Below is a copy from Kittel's Introduction to Solid State Physics, 8th edition, page 42. It is a picture to illustrate that in FCC structures (loosely said and exactly cited) "no reflections can occur for which the indices are partly even and partly odd.". But how an FCC structure can have a peak named (400)? That translates to a plane that would be at $a/4$ where $a$ is the appropriate cubic cell constant and perpendicular to $x$ direction. There is no such plane in FCC structure.
I must admit that I am having huge trouble understanding the whole Miller indices business because if someone is referring to an $hkl$ reflection, it makes little sense because in order to see anything in the diffraction pattern, and the whole point of Bragg, is that there needs to be a constructive interference of two plane waves each scattered by different perpendicular planes.

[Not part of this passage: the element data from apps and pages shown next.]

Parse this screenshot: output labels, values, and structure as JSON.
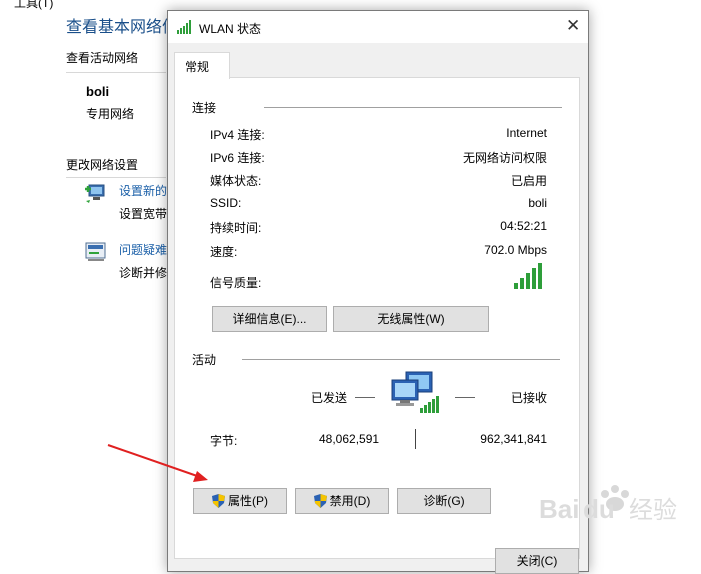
{
  "background": {
    "top_cut_text": "工具(T)",
    "title": "查看基本网络信",
    "active_networks_label": "查看活动网络",
    "network_name": "boli",
    "network_type": "专用网络",
    "change_settings_label": "更改网络设置",
    "link1_title": "设置新的",
    "link1_desc": "设置宽带",
    "link2_title": "问题疑难",
    "link2_desc": "诊断并修"
  },
  "dialog": {
    "title": "WLAN 状态",
    "tab_general": "常规",
    "connection_group": "连接",
    "rows": [
      {
        "label": "IPv4 连接:",
        "value": "Internet"
      },
      {
        "label": "IPv6 连接:",
        "value": "无网络访问权限"
      },
      {
        "label": "媒体状态:",
        "value": "已启用"
      },
      {
        "label": "SSID:",
        "value": "boli"
      },
      {
        "label": "持续时间:",
        "value": "04:52:21"
      },
      {
        "label": "速度:",
        "value": "702.0 Mbps"
      }
    ],
    "signal_label": "信号质量:",
    "signal_bars": 5,
    "details_button": "详细信息(E)...",
    "wireless_props_button": "无线属性(W)",
    "activity_group": "活动",
    "sent_label": "已发送",
    "received_label": "已接收",
    "bytes_label": "字节:",
    "bytes_sent": "48,062,591",
    "bytes_received": "962,341,841",
    "properties_button": "属性(P)",
    "disable_button": "禁用(D)",
    "diagnose_button": "诊断(G)",
    "close_button_partial": "关闭(C)"
  },
  "watermark": {
    "text": "Baidu 经验"
  },
  "colors": {
    "link": "#1a5fa8",
    "title": "#1a4f8a",
    "signal": "#2e9e3a",
    "arrow": "#e02020"
  }
}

Another issue I have, if I look at plane that is perpendicular to $x$ axis and that intersects it at some point (other than 0), do I know that there is also a plane perpendicular to it at the origin (intersecting $x$ at 0)?
The answer to the question should answer the first paragraph, the second one is there only to illustrate items in crystallography that I do not understand.